There are numerous meditation techniques. Amongst these, mantra meditation is particularly prominent amongst practitioners of devotional yoga or bhakti-yoga. The Sanskrit word ‘man’ means mind, while ‘tra’ means to free. Mantra meditation frees your mind of fear and anxiety. But, it does even more than this, it opens your heart to reveal your spiritual nature of eternity and bliss.
Increased complexity in today’s fast paced world makes learning to free your mind particularly important. In previous generations life was simpler and possibly less convenient, but it was also less stressful. Threatening situations activate your body’s parasympathetic nervous system, releasing stress hormones to equip your body to address the threat. Your heartbeat quickens, your muscles tighten, you have increased energy, and your immunity and digestion shut down.
The threats your ancestors encountered in prehistoric times were immediate dangers, such as wild animals, that were quickly addressed. Once the danger was over, the parasympathetic nervous system was activated so their muscles could again relax, with their heart rate slowing, and their digestion again activated. This allowed their bodies to quickly return to a resting state for recovery.
Unfortunately, today’s pressures are constant. Workplace demands, tense relationships, deadlines, traffic jams, and fear of terrorism are unceasing threats. All of these stressors cause people to become anxious and lose tempers in anger. As such, many people are always in a fight or flight state and never come to relax and recover. They cannot sleep, digest, they have aches and pains in their bodies, and their immunity is depleted.

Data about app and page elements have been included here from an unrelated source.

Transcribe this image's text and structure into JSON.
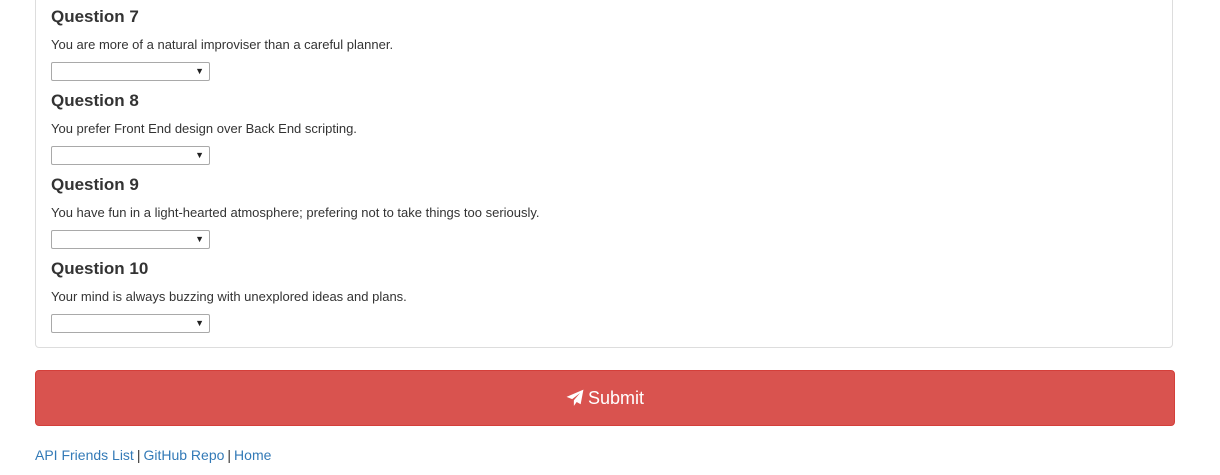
{
  "questions": [
    {
      "title": "Question 7",
      "text": "You are more of a natural improviser than a careful planner.",
      "selected": ""
    },
    {
      "title": "Question 8",
      "text": "You prefer Front End design over Back End scripting.",
      "selected": ""
    },
    {
      "title": "Question 9",
      "text": "You have fun in a light-hearted atmosphere; prefering not to take things too seriously.",
      "selected": ""
    },
    {
      "title": "Question 10",
      "text": "Your mind is always buzzing with unexplored ideas and plans.",
      "selected": ""
    }
  ],
  "submit": {
    "label": "Submit",
    "icon": "paper-plane-icon",
    "color": "#d9534f"
  },
  "footer": {
    "links": [
      "API Friends List",
      "GitHub Repo",
      "Home"
    ],
    "separator": "|",
    "link_color": "#337ab7"
  }
}
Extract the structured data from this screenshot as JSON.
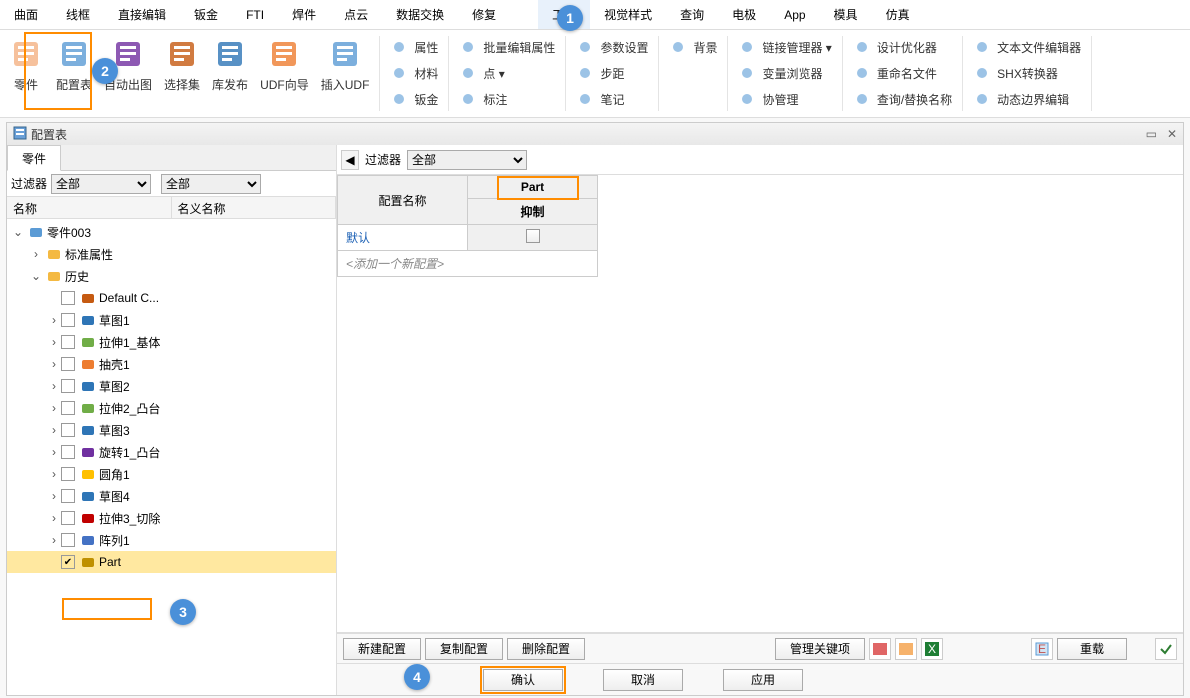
{
  "menu": [
    "曲面",
    "线框",
    "直接编辑",
    "钣金",
    "FTI",
    "焊件",
    "点云",
    "数据交换",
    "修复",
    "",
    "工具",
    "视觉样式",
    "查询",
    "电极",
    "App",
    "模具",
    "仿真"
  ],
  "menu_active_index": 10,
  "ribbon": {
    "big": [
      {
        "label": "零件",
        "icon": "part"
      },
      {
        "label": "配置表",
        "icon": "cfgtable"
      },
      {
        "label": "自动出图",
        "icon": "autodwg"
      },
      {
        "label": "选择集",
        "icon": "selset"
      },
      {
        "label": "库发布",
        "icon": "libpub"
      },
      {
        "label": "UDF向导",
        "icon": "udfwiz"
      },
      {
        "label": "插入UDF",
        "icon": "udfins"
      }
    ],
    "cols": [
      [
        {
          "label": "属性",
          "icon": "prop"
        },
        {
          "label": "材料",
          "icon": "mat"
        },
        {
          "label": "钣金",
          "icon": "sm"
        }
      ],
      [
        {
          "label": "批量编辑属性",
          "icon": "batch"
        },
        {
          "label": "点 ▾",
          "icon": "pt"
        },
        {
          "label": "标注",
          "icon": "dim"
        }
      ],
      [
        {
          "label": "参数设置",
          "icon": "param"
        },
        {
          "label": "步距",
          "icon": "step"
        },
        {
          "label": "笔记",
          "icon": "note"
        }
      ],
      [
        {
          "label": "背景",
          "icon": "bg"
        },
        {
          "label": "",
          "icon": ""
        },
        {
          "label": "",
          "icon": ""
        }
      ],
      [
        {
          "label": "链接管理器 ▾",
          "icon": "link"
        },
        {
          "label": "变量浏览器",
          "icon": "var"
        },
        {
          "label": "协管理",
          "icon": "mgr"
        }
      ],
      [
        {
          "label": "设计优化器",
          "icon": "opt"
        },
        {
          "label": "重命名文件",
          "icon": "ren"
        },
        {
          "label": "查询/替换名称",
          "icon": "find"
        }
      ],
      [
        {
          "label": "文本文件编辑器",
          "icon": "txt"
        },
        {
          "label": "SHX转换器",
          "icon": "shx"
        },
        {
          "label": "动态边界编辑",
          "icon": "dyn"
        }
      ]
    ]
  },
  "panel": {
    "title": "配置表",
    "left": {
      "tab": "零件",
      "filter_label": "过滤器",
      "filter1": "全部",
      "filter2": "全部",
      "col_name": "名称",
      "col_nominal": "名义名称",
      "tree": [
        {
          "d": 0,
          "tw": "v",
          "cb": false,
          "icon": "asm",
          "label": "零件003",
          "sel": false
        },
        {
          "d": 1,
          "tw": ">",
          "cb": false,
          "icon": "fld",
          "label": "标准属性",
          "sel": false
        },
        {
          "d": 1,
          "tw": "v",
          "cb": false,
          "icon": "fld",
          "label": "历史",
          "sel": false
        },
        {
          "d": 2,
          "tw": "",
          "cb": true,
          "checked": false,
          "icon": "csys",
          "label": "Default C...",
          "sel": false
        },
        {
          "d": 2,
          "tw": ">",
          "cb": true,
          "checked": false,
          "icon": "sk",
          "label": "草图1",
          "sel": false
        },
        {
          "d": 2,
          "tw": ">",
          "cb": true,
          "checked": false,
          "icon": "ext",
          "label": "拉伸1_基体",
          "sel": false
        },
        {
          "d": 2,
          "tw": ">",
          "cb": true,
          "checked": false,
          "icon": "shl",
          "label": "抽壳1",
          "sel": false
        },
        {
          "d": 2,
          "tw": ">",
          "cb": true,
          "checked": false,
          "icon": "sk",
          "label": "草图2",
          "sel": false
        },
        {
          "d": 2,
          "tw": ">",
          "cb": true,
          "checked": false,
          "icon": "ext",
          "label": "拉伸2_凸台",
          "sel": false
        },
        {
          "d": 2,
          "tw": ">",
          "cb": true,
          "checked": false,
          "icon": "sk",
          "label": "草图3",
          "sel": false
        },
        {
          "d": 2,
          "tw": ">",
          "cb": true,
          "checked": false,
          "icon": "rev",
          "label": "旋转1_凸台",
          "sel": false
        },
        {
          "d": 2,
          "tw": ">",
          "cb": true,
          "checked": false,
          "icon": "fil",
          "label": "圆角1",
          "sel": false
        },
        {
          "d": 2,
          "tw": ">",
          "cb": true,
          "checked": false,
          "icon": "sk",
          "label": "草图4",
          "sel": false
        },
        {
          "d": 2,
          "tw": ">",
          "cb": true,
          "checked": false,
          "icon": "cut",
          "label": "拉伸3_切除",
          "sel": false
        },
        {
          "d": 2,
          "tw": ">",
          "cb": true,
          "checked": false,
          "icon": "pat",
          "label": "阵列1",
          "sel": false
        },
        {
          "d": 2,
          "tw": "",
          "cb": true,
          "checked": true,
          "icon": "scale",
          "label": "Part",
          "sel": true
        }
      ]
    },
    "right": {
      "filter_label": "过滤器",
      "filter_value": "全部",
      "col_cfgname": "配置名称",
      "col_part": "Part",
      "col_suppress": "抑制",
      "row_default": "默认",
      "row_add": "<添加一个新配置>",
      "buttons": {
        "new": "新建配置",
        "copy": "复制配置",
        "del": "删除配置",
        "keys": "管理关键项",
        "reload": "重载",
        "ok": "确认",
        "cancel": "取消",
        "apply": "应用"
      }
    }
  },
  "callouts": {
    "c1": "1",
    "c2": "2",
    "c3": "3",
    "c4": "4"
  }
}
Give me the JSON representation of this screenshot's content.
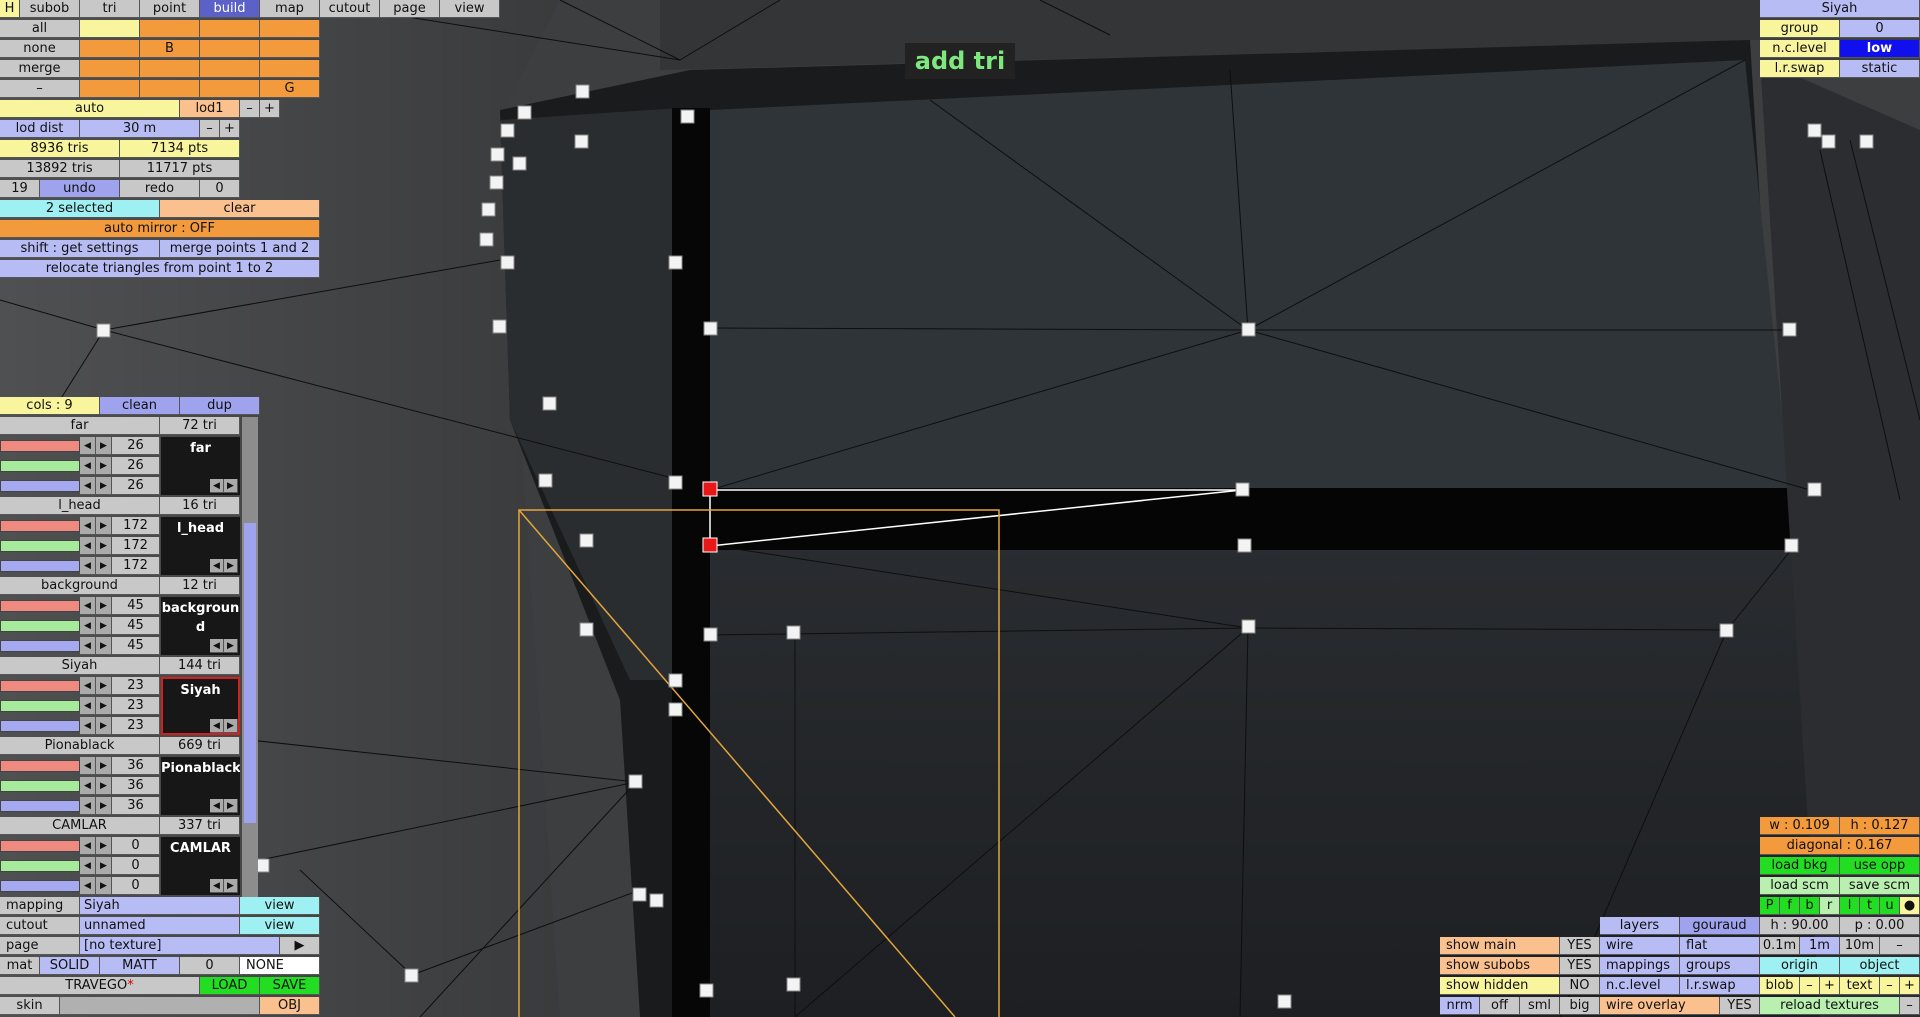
{
  "app": {
    "overlay": "add tri",
    "red_star": "*"
  },
  "tabs": [
    "H",
    "subob",
    "tri",
    "point",
    "build",
    "map",
    "cutout",
    "page",
    "view"
  ],
  "select": {
    "all": "all",
    "none": "none",
    "merge": "merge",
    "minus": "–",
    "slot_b": "B",
    "slot_g": "G"
  },
  "lod": {
    "auto": "auto",
    "level": "lod1",
    "minus": "–",
    "plus": "+",
    "dist_label": "lod dist",
    "dist_value": "30 m",
    "tris1": "8936 tris",
    "pts1": "7134 pts",
    "tris2": "13892 tris",
    "pts2": "11717 pts"
  },
  "history": {
    "count": "19",
    "undo": "undo",
    "redo": "redo",
    "redo_count": "0"
  },
  "selection": {
    "selected": "2 selected",
    "clear": "clear",
    "auto_mirror": "auto mirror : OFF",
    "shift": "shift : get settings",
    "merge_points": "merge points 1 and 2",
    "relocate": "relocate triangles from point 1 to 2"
  },
  "materials_header": {
    "cols": "cols : 9",
    "clean": "clean",
    "dup": "dup"
  },
  "materials": [
    {
      "name": "far",
      "tris": "72 tri",
      "r": "26",
      "g": "26",
      "b": "26",
      "box": "far"
    },
    {
      "name": "l_head",
      "tris": "16 tri",
      "r": "172",
      "g": "172",
      "b": "172",
      "box": "l_head"
    },
    {
      "name": "background",
      "tris": "12 tri",
      "r": "45",
      "g": "45",
      "b": "45",
      "box": "backgroun d"
    },
    {
      "name": "Siyah",
      "tris": "144 tri",
      "r": "23",
      "g": "23",
      "b": "23",
      "box": "Siyah"
    },
    {
      "name": "Pionablack",
      "tris": "669 tri",
      "r": "36",
      "g": "36",
      "b": "36",
      "box": "Pionablack"
    },
    {
      "name": "CAMLAR",
      "tris": "337 tri",
      "r": "0",
      "g": "0",
      "b": "0",
      "box": "CAMLAR"
    }
  ],
  "bottom_left": {
    "mapping_label": "mapping",
    "mapping_value": "Siyah",
    "view1": "view",
    "cutout_label": "cutout",
    "cutout_value": "unnamed",
    "view2": "view",
    "page_label": "page",
    "page_value": "[no texture]",
    "page_arrow": "▶",
    "mat": "mat",
    "solid": "SOLID",
    "matt": "MATT",
    "mat_num": "0",
    "none": "NONE",
    "name": "TRAVEGO",
    "load": "LOAD",
    "save": "SAVE",
    "skin": "skin",
    "obj": "OBJ"
  },
  "top_right": {
    "title": "Siyah",
    "group_label": "group",
    "group_value": "0",
    "ncl_label": "n.c.level",
    "ncl_value": "low",
    "lrswap_label": "l.r.swap",
    "lrswap_value": "static"
  },
  "bottom_right": {
    "w": "w : 0.109",
    "h": "h : 0.127",
    "diagonal": "diagonal : 0.167",
    "load_bkg": "load bkg",
    "use_opp": "use opp",
    "load_scm": "load scm",
    "save_scm": "save scm",
    "views": [
      "P",
      "f",
      "b",
      "r",
      "l",
      "t",
      "u",
      "●"
    ],
    "layers": "layers",
    "gouraud": "gouraud",
    "h90": "h : 90.00",
    "p0": "p : 0.00",
    "show_main": "show main",
    "show_main_v": "YES",
    "wire": "wire",
    "flat": "flat",
    "s01": "0.1m",
    "s1": "1m",
    "s10": "10m",
    "sminus": "–",
    "show_subobs": "show subobs",
    "show_subobs_v": "YES",
    "mappings": "mappings",
    "groups": "groups",
    "origin": "origin",
    "object": "object",
    "show_hidden": "show hidden",
    "show_hidden_v": "NO",
    "ncl": "n.c.level",
    "lrswap": "l.r.swap",
    "blob": "blob",
    "bminus": "–",
    "bplus": "+",
    "text": "text",
    "tminus": "–",
    "tplus": "+",
    "nrm": "nrm",
    "off": "off",
    "sml": "sml",
    "big": "big",
    "wire_overlay": "wire overlay",
    "wire_overlay_v": "YES",
    "reload": "reload textures",
    "rminus": "–"
  }
}
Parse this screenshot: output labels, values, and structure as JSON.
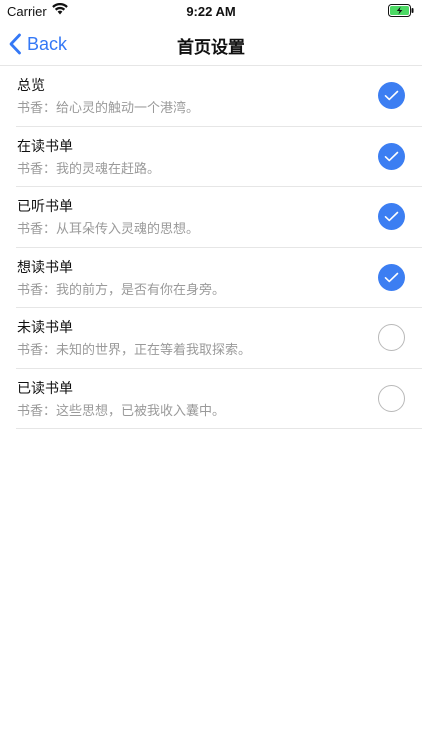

The body cannot maintain this state of heightened alert for an extended duration of time. Over time, it leads to a crisis involving physical and emotional breakdown along with depression.
The interesting thing about this stress response is that it is activated whether the threat is real or imagined. Whether you feel threatened by a snake, or a rope that you mistake for a snake, your body will respond the same way. The body responds to the mind. Negative thoughts and emotions create a negative a defense response, while positive thoughts and emotions create a relaxation and recovery response.
Modern science has found many practical outcomes of meditation as a way of nurturing a relaxed state for self-rejuvenation and healing. Yes, your body has an amazing ability to heal itself, if only given a chance. Medically meditation has been demonstrated to reduce symptoms of cardio and gastrointestinal disease, as well as reduce mood disorders of stress, depression, anger, irritability, and anger. It has also been found to thicken the parts of the brain’s cerebral cortex responsible for decision-making, attention, and memory. The greater benefit of mantra meditation, however, that was the focus of the ancients is that it awakens your spiritual nature and connects you in yoga with Divine Consciousness.
There are two types of mantra meditation: japa and kirtana. Japa is a form of meditation involving the meditative repetition of a mantra or name of the Divine. This practice of repetitive prayer is present in varied forms within most spiritual traditions in the world, although the yoga tradition of India generally gives more emphasis to it as a specific discipline. Beads called japa-mala are used to count the repetitions of mantra chanting. One mantra is chanted on each bead before moving onto the next. The number of beads in the japa mala is generally 108. The main purpose of the beads is to keep track of the number of mantras chanted. One cycle of the 108 beads is called “one round”. Bhakti yoga practitioners decide on a minimum number of rounds they want to chant each day. Fingering the beads also help one focus on the sound of the mantra. Of all mantras the most powerful and highly recommended by Chaitanya and other greater teachers is the Hare Krishna maha-mantra or great chant to free the mind.
Kirtan is another type of mantra meditation. The process of kirtan involves singing sacred mantras to the accompaniment of musical instruments. Generally, it involves a call-and-response style of singing where the leader sings a mantra and the audience chants in response. Thus, kirtan includes the audience in the performance. Kirtan is a culture where people can share spiritual meditation in a joint spiritual experience. Often it begins with all the participants sitting meditatively, but ends with joyous dancing as kirtan awakens the natural joy of the soul. Kirtan is increasingly gaining popularity in yoga schools all over the world that organise regular kirtan events with invited kirtan musicians. But you don’t have to attend an outside event, or even be a musician to sing kirtan, you can also do kirtan at home with friends and family. And if you don’t have friends with whom to share kirtan, you might engage in kirtan by responding to a singer’s chanting on a CD.